Let us know what you decide, good luck!

Community Leader
Registered: 01-03-2004
Tue, 07-16-2013 - 4:18am

Absolutely DO NOT cash out a 401K to pay off your debt!

A 401K is a LONG TERM investment. It's not a cash savings account. It's returns are calculated for the future and they should NEVER be considered against a time-sensitive note. If you aren't happy with the return on your 401K than I'd talk to your investment advisor about moving the funds to an investment with a better return potential.

It's also money you won't easily put back AND yes, you will pay a penalty (20%) if you cash it out....that's a very expensive payoff. DON'T DO IT.

And if you don't believe me, check with a certified investment counselor. They'll tell you the same thing.

Pay off the loan the old fashioned way: snowball it. If you are servicing no other debt than a mortgage that's listed for sale put everything you can into the LOC and pay it off. It might take you 12-18 months with concentrated effort. 

iVillage Member
Registered: 05-08-2006
Mon, 07-15-2013 - 9:14pm
When I read the title of your post, I was thinking 'no' but after reading the post, I am thinking 'yes'. The interest rate difference is significant. The money hasn't been there long. The debt wasn't something you did frivolously...I know your daughter has health issues and can't pay the loan. I know you are feeling debt fatigue, and this will move you to debt free quickly. And even if you don't cash it in, I would look at moving it if you don't trust the guy at the bank...I have some money in CDs earning not much because I am risk averse, but the market is too good to be sitting at that low a return rate...you can do better, and I think your idea is a good one.
Community Leader
Registered: 08-25-2006
Mon, 07-15-2013 - 5:11pm

I suppose if this $11,000 is litterally what you have put in, meaning you could have been putting this exact same money towards the LOC, and there is no penalty (what about income taxes?), then I suppose it would make sense. 
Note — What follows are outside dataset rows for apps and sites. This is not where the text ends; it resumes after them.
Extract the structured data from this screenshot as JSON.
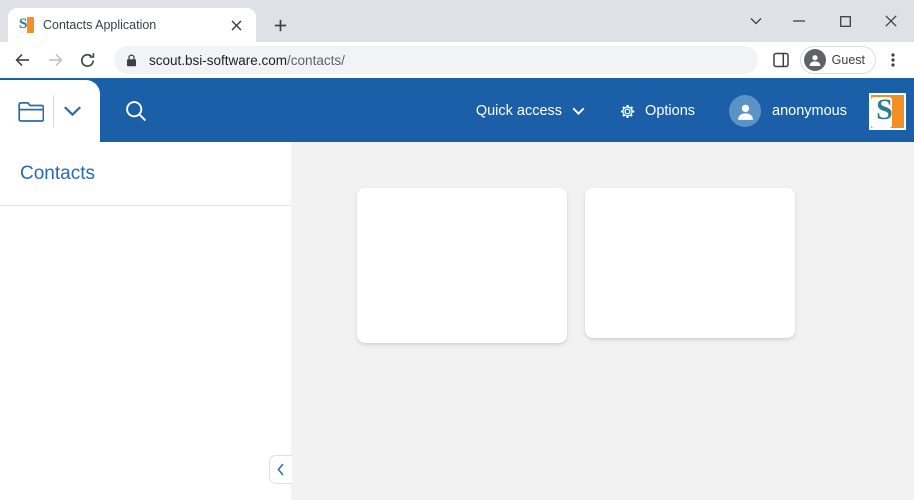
{
  "browser": {
    "tab": {
      "title": "Contacts Application",
      "favicon_name": "scout-s-favicon",
      "favicon_letter": "S",
      "close_label": "×"
    },
    "new_tab_label": "+",
    "window_controls": {
      "tab_search_label": "⌄",
      "minimize_label": "─",
      "maximize_label": "□",
      "close_label": "✕"
    },
    "toolbar": {
      "back_label": "←",
      "forward_label": "→",
      "reload_label": "⟳",
      "url_domain": "scout.bsi-software.com",
      "url_path": "/contacts/",
      "url_full": "scout.bsi-software.com/contacts/",
      "lock_icon_name": "site-secure-lock",
      "side_panel_icon_name": "side-panel-icon",
      "profile_label": "Guest",
      "menu_label": "⋮"
    }
  },
  "app": {
    "header": {
      "folder_icon_name": "folder-icon",
      "folder_chevron_label": "⌄",
      "search_icon_name": "search-icon",
      "quick_access_label": "Quick access",
      "quick_access_chevron": "⌄",
      "options_label": "Options",
      "options_icon_name": "gear-icon",
      "user_label": "anonymous",
      "brand_letter": "S",
      "accent_blue": "#1b5fa8",
      "brand_orange": "#f29027",
      "brand_teal": "#2d7d8c"
    },
    "sidebar": {
      "title": "Contacts",
      "collapse_label": "‹",
      "items": []
    },
    "content": {
      "background": "#f2f2f2",
      "cards": [
        {
          "name": "content-card-left",
          "body": ""
        },
        {
          "name": "content-card-right",
          "body": ""
        }
      ]
    }
  }
}
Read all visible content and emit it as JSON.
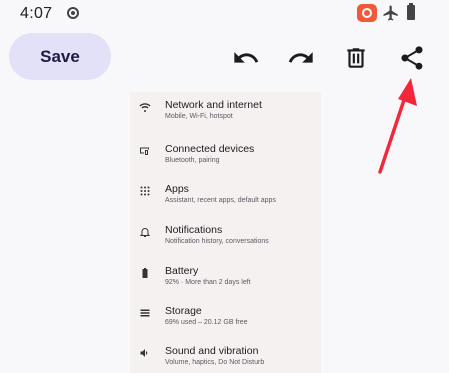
{
  "status_bar": {
    "time": "4:07",
    "icons": [
      "settings-dot-icon",
      "screen-record-icon",
      "airplane-mode-icon",
      "battery-icon"
    ],
    "record_color": "#f05a3a"
  },
  "toolbar": {
    "save_label": "Save",
    "actions": [
      "undo-icon",
      "redo-icon",
      "delete-icon",
      "share-icon"
    ],
    "save_bg": "#e3e1f8"
  },
  "settings_preview": {
    "items": [
      {
        "title": "Network and internet",
        "subtitle": "Mobile, Wi-Fi, hotspot",
        "icon": "wifi-icon"
      },
      {
        "title": "Connected devices",
        "subtitle": "Bluetooth, pairing",
        "icon": "connected-devices-icon"
      },
      {
        "title": "Apps",
        "subtitle": "Assistant, recent apps, default apps",
        "icon": "apps-grid-icon"
      },
      {
        "title": "Notifications",
        "subtitle": "Notification history, conversations",
        "icon": "bell-icon"
      },
      {
        "title": "Battery",
        "subtitle": "92% · More than 2 days left",
        "icon": "battery-icon"
      },
      {
        "title": "Storage",
        "subtitle": "69% used – 20.12 GB free",
        "icon": "storage-icon"
      },
      {
        "title": "Sound and vibration",
        "subtitle": "Volume, haptics, Do Not Disturb",
        "icon": "speaker-icon"
      }
    ]
  },
  "annotation": {
    "icon": "red-arrow-icon",
    "color": "#f2283a"
  }
}
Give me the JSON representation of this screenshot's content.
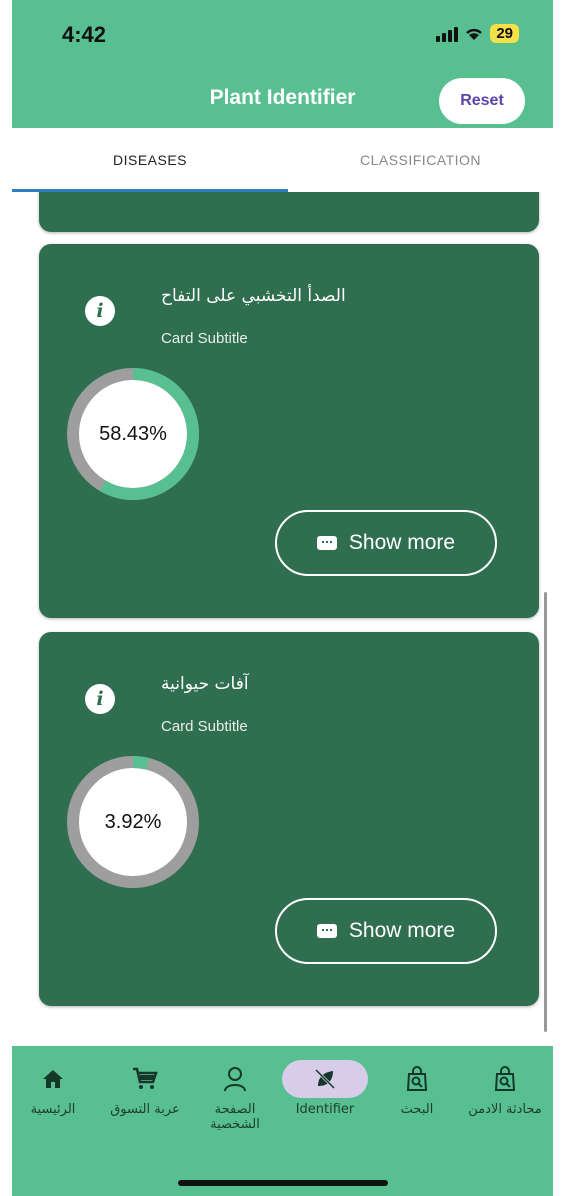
{
  "status": {
    "time": "4:42",
    "battery": "29"
  },
  "header": {
    "title": "Plant Identifier",
    "reset_label": "Reset"
  },
  "tabs": [
    {
      "label": "DISEASES",
      "active": true
    },
    {
      "label": "CLASSIFICATION",
      "active": false
    }
  ],
  "cards": [
    {
      "title": "الصدأ التخشبي على التفاح",
      "subtitle": "Card Subtitle",
      "percent_text": "58.43%",
      "percent_value": 58.43,
      "button_label": "Show more"
    },
    {
      "title": "آفات حيوانية",
      "subtitle": "Card Subtitle",
      "percent_text": "3.92%",
      "percent_value": 3.92,
      "button_label": "Show more"
    }
  ],
  "bottom_nav": [
    {
      "label": "الرئيسية",
      "icon": "home-icon",
      "active": false
    },
    {
      "label": "عربة التسوق",
      "icon": "cart-icon",
      "active": false
    },
    {
      "label": "الصفحة الشخصية",
      "icon": "person-icon",
      "active": false
    },
    {
      "label": "Identifier",
      "icon": "leaf-off-icon",
      "active": true
    },
    {
      "label": "البحث",
      "icon": "search-bag-icon",
      "active": false
    },
    {
      "label": "محادثة الادمن",
      "icon": "admin-chat-icon",
      "active": false
    }
  ],
  "colors": {
    "accent": "#58c090",
    "card": "#2f6f50",
    "progress": "#58c090",
    "track": "#9e9e9e",
    "tab_indicator": "#2f7cc0"
  }
}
You have other retirment, is that correct?  If so, then I would be very tempted to do this.  Like you said, unless I am missing something.  Embarassed 

Serenity

Serenity